“Feeling stones to cross the river” is one of the more famous sayings of early reform. Western pundits often interpret this phrase as a straight forward description of the uncertainties inherent in reforming the Maoist system and concomitant trepidation about moving toward – what? – xiaokang with capitalist features? However, this expression belongs to a rhetorical form called 歇后语 or two-part analogy, in which the first part is spoken and the speaker’s intended – and often critical – meaning is left unspoken. Paying attention to the unspoken response highlights how conflict and disagreement was handled within Party debate over the direction and scope of reform.
Chen Yun first raised “Feel theory (摸论)” as it became known during a Central Working Conference in December 1980. Importantly, Chen Yun used the two-part analogy to conclude an opinion on how to reform the Maoist apparatus, “…[I]n other words, we need to ‘Feel stones to cross the river’ (也就是要‘摸着石头过河《陈云文选》第3卷第279页)”. In conventional Mandarin, the unspoken critique in this analogy is “tread carefully (步步稳当)”. Later during the Conference, although Deng Xiaoping agreed with Chen’s unvoiced but present call for a more conservative approach to reform and opening, nevertheless, he shifted the discussion by emphasizing pragmatic action.

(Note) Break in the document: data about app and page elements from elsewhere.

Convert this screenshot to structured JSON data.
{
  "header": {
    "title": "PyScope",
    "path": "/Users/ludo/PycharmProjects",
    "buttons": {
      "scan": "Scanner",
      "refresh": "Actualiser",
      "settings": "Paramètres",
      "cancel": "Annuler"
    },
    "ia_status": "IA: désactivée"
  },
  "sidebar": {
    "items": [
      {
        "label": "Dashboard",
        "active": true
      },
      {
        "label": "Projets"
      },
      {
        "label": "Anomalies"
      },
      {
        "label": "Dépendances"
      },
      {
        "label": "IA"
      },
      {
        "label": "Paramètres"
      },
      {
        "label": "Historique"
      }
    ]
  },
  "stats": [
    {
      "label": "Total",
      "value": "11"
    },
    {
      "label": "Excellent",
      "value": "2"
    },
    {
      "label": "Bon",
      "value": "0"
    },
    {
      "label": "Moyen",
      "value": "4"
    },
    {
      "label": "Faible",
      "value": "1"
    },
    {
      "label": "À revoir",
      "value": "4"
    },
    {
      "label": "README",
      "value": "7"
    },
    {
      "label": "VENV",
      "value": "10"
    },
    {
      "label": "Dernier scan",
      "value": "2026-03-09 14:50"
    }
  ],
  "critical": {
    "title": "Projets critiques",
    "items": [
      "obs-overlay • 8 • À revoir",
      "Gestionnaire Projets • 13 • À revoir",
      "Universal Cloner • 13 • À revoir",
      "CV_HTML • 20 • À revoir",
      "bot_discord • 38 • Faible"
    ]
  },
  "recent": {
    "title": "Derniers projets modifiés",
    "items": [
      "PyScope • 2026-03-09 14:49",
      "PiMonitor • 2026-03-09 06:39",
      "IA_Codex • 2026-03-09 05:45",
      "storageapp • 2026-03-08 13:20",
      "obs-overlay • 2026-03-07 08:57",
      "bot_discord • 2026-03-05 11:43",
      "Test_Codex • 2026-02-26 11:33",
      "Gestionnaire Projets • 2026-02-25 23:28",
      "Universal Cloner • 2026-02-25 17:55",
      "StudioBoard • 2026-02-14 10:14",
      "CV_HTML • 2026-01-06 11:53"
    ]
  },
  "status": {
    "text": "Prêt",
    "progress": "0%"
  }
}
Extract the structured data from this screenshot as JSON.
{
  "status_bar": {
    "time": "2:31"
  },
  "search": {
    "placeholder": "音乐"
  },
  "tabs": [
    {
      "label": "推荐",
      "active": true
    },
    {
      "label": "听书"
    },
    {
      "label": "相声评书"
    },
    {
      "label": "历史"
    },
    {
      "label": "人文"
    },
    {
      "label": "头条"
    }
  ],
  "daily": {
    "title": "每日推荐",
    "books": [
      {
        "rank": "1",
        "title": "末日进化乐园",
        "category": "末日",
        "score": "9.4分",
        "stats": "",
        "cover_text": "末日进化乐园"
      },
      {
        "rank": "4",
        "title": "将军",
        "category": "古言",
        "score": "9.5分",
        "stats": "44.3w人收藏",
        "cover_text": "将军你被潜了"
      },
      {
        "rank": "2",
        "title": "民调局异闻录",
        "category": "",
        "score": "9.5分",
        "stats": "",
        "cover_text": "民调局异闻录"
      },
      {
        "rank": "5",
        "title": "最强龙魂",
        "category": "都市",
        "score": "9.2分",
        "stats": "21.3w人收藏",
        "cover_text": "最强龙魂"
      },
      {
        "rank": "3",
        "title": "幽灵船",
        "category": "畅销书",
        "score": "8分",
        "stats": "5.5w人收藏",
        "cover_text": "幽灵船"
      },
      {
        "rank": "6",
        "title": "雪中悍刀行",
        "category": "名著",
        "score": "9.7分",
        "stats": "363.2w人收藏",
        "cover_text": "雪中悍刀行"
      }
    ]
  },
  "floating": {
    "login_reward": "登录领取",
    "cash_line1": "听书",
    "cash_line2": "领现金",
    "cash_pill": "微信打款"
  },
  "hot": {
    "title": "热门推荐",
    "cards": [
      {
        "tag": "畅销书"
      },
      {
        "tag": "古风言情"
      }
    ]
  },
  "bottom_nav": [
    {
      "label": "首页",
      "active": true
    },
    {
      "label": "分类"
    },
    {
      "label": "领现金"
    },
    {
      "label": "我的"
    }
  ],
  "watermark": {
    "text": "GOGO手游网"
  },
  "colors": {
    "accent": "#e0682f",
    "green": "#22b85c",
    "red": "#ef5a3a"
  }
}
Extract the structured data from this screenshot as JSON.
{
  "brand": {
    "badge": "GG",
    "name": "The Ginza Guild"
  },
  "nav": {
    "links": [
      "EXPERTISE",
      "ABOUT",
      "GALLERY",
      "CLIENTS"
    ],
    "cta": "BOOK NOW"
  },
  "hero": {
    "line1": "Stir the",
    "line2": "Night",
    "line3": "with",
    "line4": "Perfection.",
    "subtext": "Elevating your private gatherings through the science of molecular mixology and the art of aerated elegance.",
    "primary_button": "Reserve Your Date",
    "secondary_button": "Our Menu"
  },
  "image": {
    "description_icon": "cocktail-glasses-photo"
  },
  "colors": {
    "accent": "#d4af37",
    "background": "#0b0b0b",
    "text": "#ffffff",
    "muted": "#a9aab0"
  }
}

With “Cat theory (猫论)” and “Don’t debate theory (不争论)”, “Feel theory” became one of the three main principles guiding early reform.